"We shouldn’t have to go through this. It’s not our fault, and there’s no help." – Dian Allen

Looking ahead for future wheat shortages, Oxford University climatologist Myles Allen confirmed that there is a strong link between rising temperatures and heat waves. The Earth’s temperature has risen 1.4 degrees Fahrenheit since the Industrial Revolution, which has made heat waves three times more likely to occur. By the end of the century, Allen says that Earth could warm by another nine degrees Fahrenheit, which would decimate global crop outputs by 25 percent.

Market expert Jeremy Grantham tells Friedman that climate change isn’t causing an economic bubble, but a food problem only likely to escalate and worsen. Food shortages could destabilize already-poor countries, fomenting more revolutions, unsettling global politics in unpredictable ways. After all, Grantham points out, if you’re spending 30 percent of your income on food and energy and in a matter of four or five years, prices double, then triple, then quadruple on you, what would you do? Desperate people take to the streets.

Those hardest hit by climate change now are the bellwethers of the future. We can learn from the crises we’ve seen so far - or not - but over time, it is far less likely that those crises will fade to memory without new ones to take their place.

Voices from Episode 7

  • “Bread and politics is one issue, not two issues. Bread is our life in Egypt.” – Ahmed Maher, Egyptian youth leader, on “Bread! Freedom! Social Justice!” chant popular during Egyptian protests in 2011
  • “We’re only a severe drought or two away from the near-collapse of Egypt. This is our last, best chance; climate change dominates everything. All the rest is in vain unless you get climate change right.” – Jeremy Grantham, analyst
  • “Three months after Sandy, over 7,000 were still without power. Some didn’t even have heat during a frigid winter. And for many, that was just the beginning of a cascade of problems.” – Chris Hayes, MSNBC correspondent
  • "We shouldn’t have to go through this. It’s not our fault, and there’s no help." – Dian Allen, Far Rockaways, NYC resident

To Take Action and Learn More

To learn more about food security and food access, please see “Food Security and Food Access” on Sustainable Table.

For further reading on food commodities pricing, please see our review of Frederick Kaufman’s Bet the Farm.

To learn more about energy efficiency and ways to save money (inspiration for CSR professionals?) please see our “Meet the Nexus” guide with how-tos and tips.

To do one thing about carbon pollution this week, check out Voces: Latino Voices in Action via the Years of Living Dangerously site.

To discuss the series on social media, join us in conversation with @YearsofLiving on Instagram, @YEARSofLiving on Twitter or @YearsofLiving on Facebook using #YEARSproject.

Check out our previous Years of Living Dangerously recaps:

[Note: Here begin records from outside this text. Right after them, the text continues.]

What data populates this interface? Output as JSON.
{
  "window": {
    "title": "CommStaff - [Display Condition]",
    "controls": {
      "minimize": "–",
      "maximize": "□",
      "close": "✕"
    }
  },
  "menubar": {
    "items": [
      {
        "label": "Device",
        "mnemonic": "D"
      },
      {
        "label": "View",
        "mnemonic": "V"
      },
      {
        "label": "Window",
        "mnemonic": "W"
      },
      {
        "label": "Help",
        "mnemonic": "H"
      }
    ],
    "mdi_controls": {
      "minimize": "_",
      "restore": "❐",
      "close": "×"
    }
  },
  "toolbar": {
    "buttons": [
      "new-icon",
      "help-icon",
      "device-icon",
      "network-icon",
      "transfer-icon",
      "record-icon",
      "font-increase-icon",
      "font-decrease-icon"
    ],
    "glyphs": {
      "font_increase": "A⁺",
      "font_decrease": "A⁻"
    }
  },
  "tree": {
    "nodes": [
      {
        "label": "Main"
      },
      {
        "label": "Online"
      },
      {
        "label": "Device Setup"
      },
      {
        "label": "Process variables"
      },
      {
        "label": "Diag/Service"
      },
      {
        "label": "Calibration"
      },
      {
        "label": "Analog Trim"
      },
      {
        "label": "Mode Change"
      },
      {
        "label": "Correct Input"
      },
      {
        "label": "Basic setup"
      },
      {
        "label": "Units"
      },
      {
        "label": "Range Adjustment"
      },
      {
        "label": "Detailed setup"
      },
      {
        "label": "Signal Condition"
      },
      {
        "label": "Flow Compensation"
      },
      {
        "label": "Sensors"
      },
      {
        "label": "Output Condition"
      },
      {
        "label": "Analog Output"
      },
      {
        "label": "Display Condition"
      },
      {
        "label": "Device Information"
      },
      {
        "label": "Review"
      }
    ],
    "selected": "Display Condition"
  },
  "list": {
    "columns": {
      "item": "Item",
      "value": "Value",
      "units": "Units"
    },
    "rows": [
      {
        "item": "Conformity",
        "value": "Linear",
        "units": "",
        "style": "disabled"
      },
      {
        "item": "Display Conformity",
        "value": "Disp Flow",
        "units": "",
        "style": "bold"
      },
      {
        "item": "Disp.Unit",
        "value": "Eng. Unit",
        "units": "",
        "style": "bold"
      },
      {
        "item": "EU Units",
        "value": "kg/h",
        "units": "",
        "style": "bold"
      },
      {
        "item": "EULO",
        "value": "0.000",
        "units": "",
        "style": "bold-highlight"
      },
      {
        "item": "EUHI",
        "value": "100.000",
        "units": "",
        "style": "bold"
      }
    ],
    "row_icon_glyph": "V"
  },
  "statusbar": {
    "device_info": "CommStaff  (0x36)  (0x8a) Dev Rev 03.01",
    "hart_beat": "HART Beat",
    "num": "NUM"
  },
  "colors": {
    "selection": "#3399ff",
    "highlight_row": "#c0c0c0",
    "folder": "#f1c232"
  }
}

Episode 2, The End of the Woods

Episode 3, The Surge

Episode 4, Ice and Brimstone

Episode 5, True Colors

Episode 6, Winds of Change

Episode 7, Revolt, Rebuild, Renew

Episode 8, A Dangerous Future

Episode 9, Moving a Mountain